Metalworking has been an integral part of human civilization for thousands of years, serving as the backbone of industrial progress and innovation. Among the various techniques employed in metalworking, forging and casting are two prominent methods that have stood the test of time. While both processes involve shaping metal into desired forms, they differ significantly in their approaches, outcomes, and areas of application.

In this blog, we will delve into the captivating world of forging and casting, exploring the distinctive characteristics and advantages each technique brings to the table. Whether you are a metalworking enthusiast, an engineer, or simply curious about the manufacturing industry, understanding the disparities between forging and casting is crucial for appreciating their unique contributions.

What is forging?

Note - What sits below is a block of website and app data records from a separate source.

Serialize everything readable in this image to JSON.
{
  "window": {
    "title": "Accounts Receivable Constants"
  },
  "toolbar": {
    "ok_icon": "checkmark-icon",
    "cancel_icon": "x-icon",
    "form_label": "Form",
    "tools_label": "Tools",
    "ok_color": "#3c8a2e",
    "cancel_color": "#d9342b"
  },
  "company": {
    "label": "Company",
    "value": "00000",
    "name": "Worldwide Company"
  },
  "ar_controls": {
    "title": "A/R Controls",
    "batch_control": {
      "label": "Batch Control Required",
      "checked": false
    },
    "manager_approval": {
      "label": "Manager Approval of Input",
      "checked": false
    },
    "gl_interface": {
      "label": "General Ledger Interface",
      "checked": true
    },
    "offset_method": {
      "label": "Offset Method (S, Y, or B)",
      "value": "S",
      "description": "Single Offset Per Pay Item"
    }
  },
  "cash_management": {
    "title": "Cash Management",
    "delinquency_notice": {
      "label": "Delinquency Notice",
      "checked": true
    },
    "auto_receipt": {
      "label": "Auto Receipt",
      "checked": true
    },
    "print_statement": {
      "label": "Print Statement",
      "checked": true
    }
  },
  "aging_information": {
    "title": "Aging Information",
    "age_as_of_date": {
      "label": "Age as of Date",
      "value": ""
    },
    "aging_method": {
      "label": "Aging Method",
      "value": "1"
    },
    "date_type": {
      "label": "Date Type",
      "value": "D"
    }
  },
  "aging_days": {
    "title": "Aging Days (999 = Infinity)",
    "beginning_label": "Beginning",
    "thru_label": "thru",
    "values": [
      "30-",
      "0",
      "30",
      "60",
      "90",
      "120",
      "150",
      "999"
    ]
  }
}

Forging, a technique that has been practiced since ancient times, involves the shaping of metal through localized compressive forces. By subjecting the metal to intense pressure, either through hand tools or specialized machinery, forging enhances the material’s structural integrity, resulting in superior strength and durability. It is commonly used to produce components for critical applications such as aerospace, automotive, and oil and gas industries, where reliability and performance are paramount.

Process of Forging

The process of forging is a metalworking technique that involves the shaping of metal by applying compressive forces. It is a hot or cold working process, depending on the temperature at which the metal is working. Here is a general overview of the forging process:

Forging is known for its ability to produce parts with superior strength, toughness, and resistance to fatigue compared to other manufacturing processes. It is widely used in various industries, including automotive, aerospace, oil and gas, construction, and power generation, where high-performance and reliable components are required.

What is Casting?

Casting is a process that dates back thousands of years and utilizes molds to create intricate metal objects. This method involves heating metal to its molten state and pouring it into a carefully crafted mold, allowing it to solidify and take the desired shape. Casting offers versatility and the ability to create complex geometries, making it ideal for producing components with intricate details, such as ornamental pieces, artistic sculptures, and large-scale industrial equipment.

Process of Casting

The process of casting is a metalworking technique that involves pouring molten metal into a mold to create a desired shape. It is a widely used method for producing intricate and complex metal parts. Here is a general overview of the casting process:

Casting offers versatility and the ability to produce complex shapes and intricate details. It is commonly used in industries such as automotive, aerospace, construction, and art, where intricate and customized components are required.

Advantages of Forging

Forging offers several advantages over other metalworking processes, making it a preferred choice in many industries. Here are some key advantages of forging:

Overall, forging offers numerous advantages, including increased strength, enhanced material properties, cost-effectiveness, reduced waste, design flexibility, and compatibility with a wide range of materials. These advantages make forging an attractive choice for industries that prioritize high-quality, durable, and reliable components.

Advantages of Casting

Casting is a versatile metalworking process that offers several advantages, making it a popular choice in various industries. Here are some key advantages of casting:

Casting offers design flexibility, a wide range of material options, cost-effectiveness for complex parts, large-scale production capability, excellent surface finish, and versatility in component size and shape. These advantages make casting a preferred choice in industries that require intricate, customized, and mass-produced components.

The Differences: Forging vs. Casting





Shaping metal through localized compressive forces

Pouring molten metal into a mold


Hot or cold working

Molten metal at high temperatures


Superior strength and structural integrity

Lower strength compared to forging


Limited complexity, suitable for simpler shapes

Highly complex shapes and intricate details can be achieved

Material Waste

Minimal material wastage, efficient material utilization

Higher material wastage due to trimming and gating system

Surface Finish

The surface finish may require additional machining or grinding

A good surface finish can be achieved directly from the mold

Design Flexibility

Limited design flexibility compared to casting

Offers greater design flexibility and intricate shapes

Production Speed

Faster production speed

Slower production speed compared to forging


Higher upfront costs, but cost-effective for high-quality parts

Lower upfront costs, cost-effective for complex shapes and larger production runs


Critical applications requiring high strength and durability, such as aerospace and automotive

Versatile applications, including art, construction, and general industry



In conclusion, the choice between forging and casting depends on the specific requirements of the project, considering factors such as strength, design complexity, production volume, and cost. Both processes offer unique advantages and have their respective applications in various industries. When it comes to metalworking solutions, MicroCare Group stands out as a reliable partner. With their expertise in both forging and casting, they provide innovative solutions and high-quality components tailored to the needs of their clients. Whether it’s producing critical aerospace parts with superior strength and durability through forging or creating intricate components with design flexibility using casting, MicroCare Group ensures the successful execution of metalworking projects. Their commitment to delivering top-notch solutions makes them a valuable resource for industries seeking efficient and reliable metalworking processes.